Not all of us, however, accept blind faith. Rather than futilely reclining and waiting, some move forward in repairing the world just in case no one does it for us. We don’t realize, though, that these people have already begun taking small steps to complete the mission of one Messiah: bringing eternal peace to the world. In fact, these individuals may just be the only “Messiahs” we’ll ever witness in our lives. And while these people may not have the ability to instantly create lifelong peace in the Middle East, they put in all their effort to create something close enough; their intentions alone are far more pure than any prophesized text.
Don’t get me wrong, there are many religious activists who do remarkable things. The most faithful people I’ve met spend all their time serving G-D and those around them, which inspires me every day. We, as faith activists, just need to double check our intentions behind our deeds. Are we catering to the world purely for the betterment of the world, or to speed an entrance of an unrealistic miracle? Will opening the door for the person behind me please the Messiah? Or will it make the person walking behind me feel grateful? Which one is more realistic and impactful at that moment? Perhaps if we focus our actions towards improving the world today, we will be taking steps toward eternal peace, because at the end of the day, would the Messiah have arrived on time to hold the door open?
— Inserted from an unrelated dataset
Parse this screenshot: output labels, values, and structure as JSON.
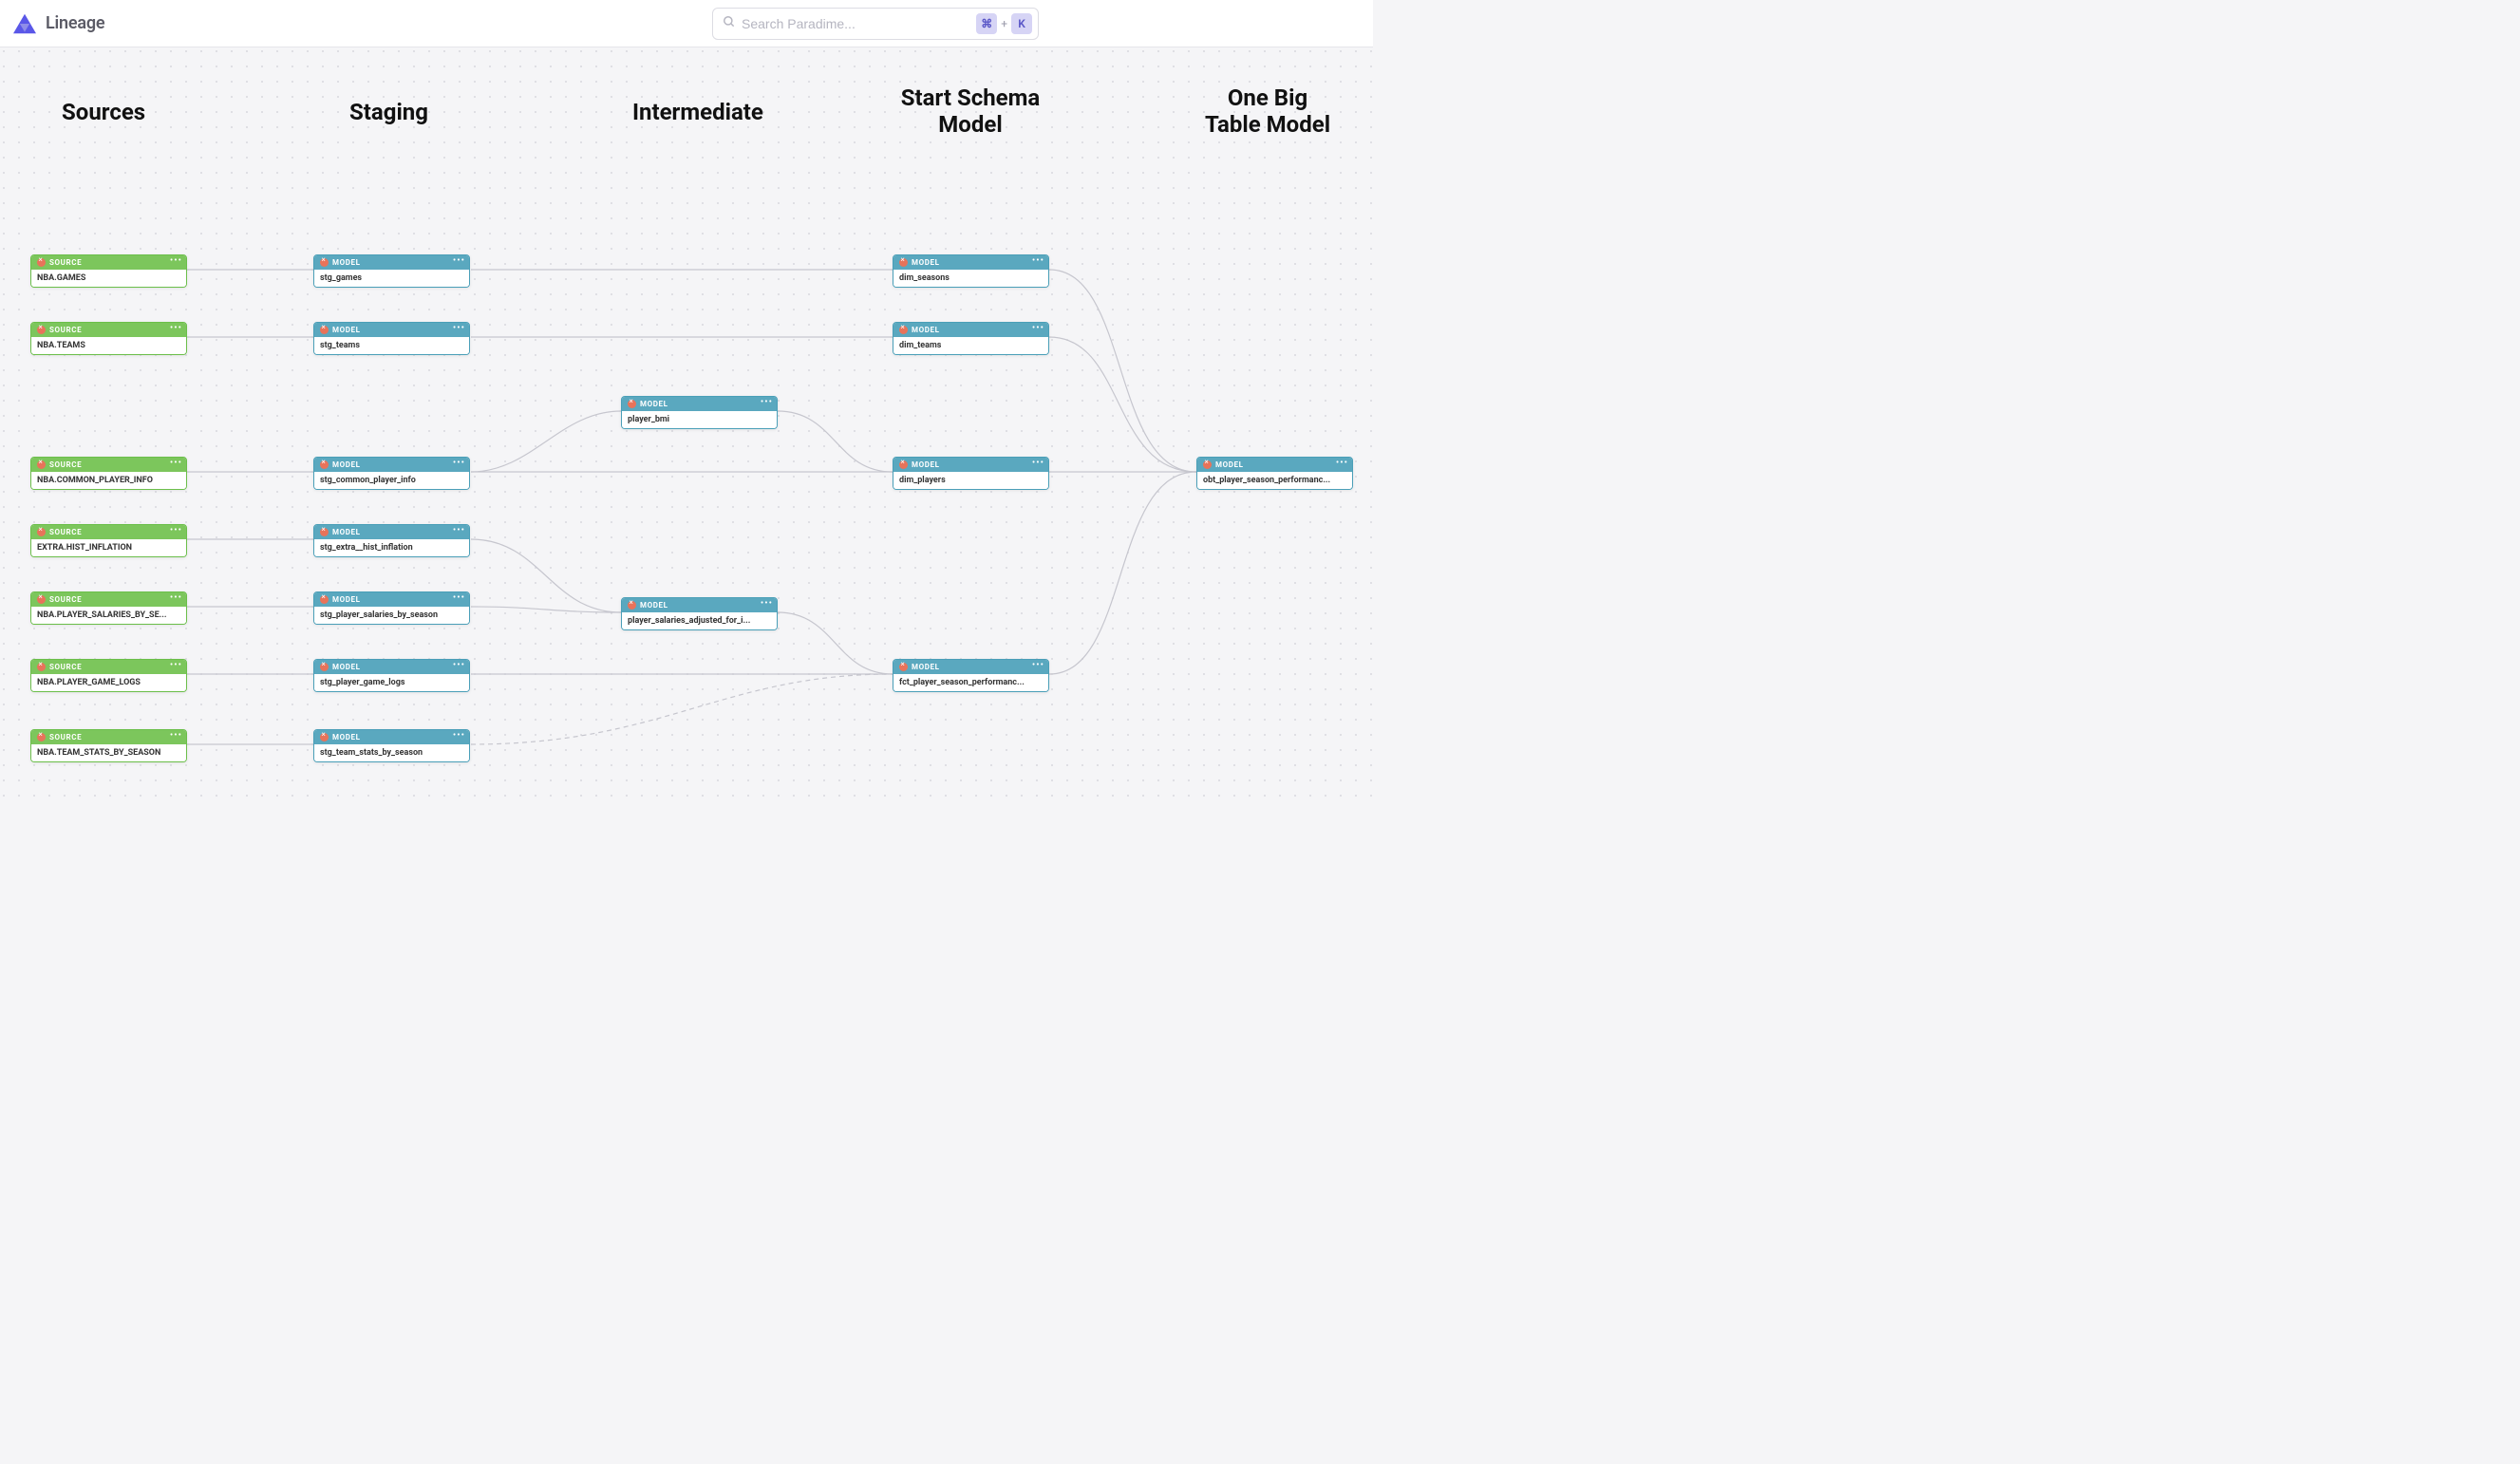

Unfortunately, I cannot prove that a Messiah is merely imaginary comfort, nor do I know if one will actually arrive. I do know, however, that I will forever look down upon the concept of one selected man accomplishing something we all have the capability to create ourselves. Eternal peace exists just outside our front doors. We can memorize the kindness in our hearts much more effectively than the Messianic texts. We do not need to wait for a debatable prophecy to arrive to create world peace; we could begin the small steps ourselves. We could all, in fact, be our own Messiahs.
My opinions may be unorthodox, but let’s face it; while a rebuilt temple sounds nice, creating peace in our own communities is just so much more worthwhile. Chris Tomlin and Phil Wickham can easily sing about creating peace just as beautifully as their previous Messianic tunes. The mitzvah mobiles could illuminate a motivational message on their trucks rather than a Messiah picture. Promoting peace today is so much more effective than promoting a debatable idea. Promoting the world to accomplish the unthinkable is much more powerful than wistfully praying for the unthinkable to be done for us.
Life is too short to rely on debatable Messianic hope; let’s create our own. Let’s focus our intentions to making this world, today, a better place. I’m sure any Messiah would be happy to see faithful people coming together to accomplish a global, worthwhile mission. Though we are simply people, we can find the motivation to create something greater for our world today, and in the future. And we have already begun.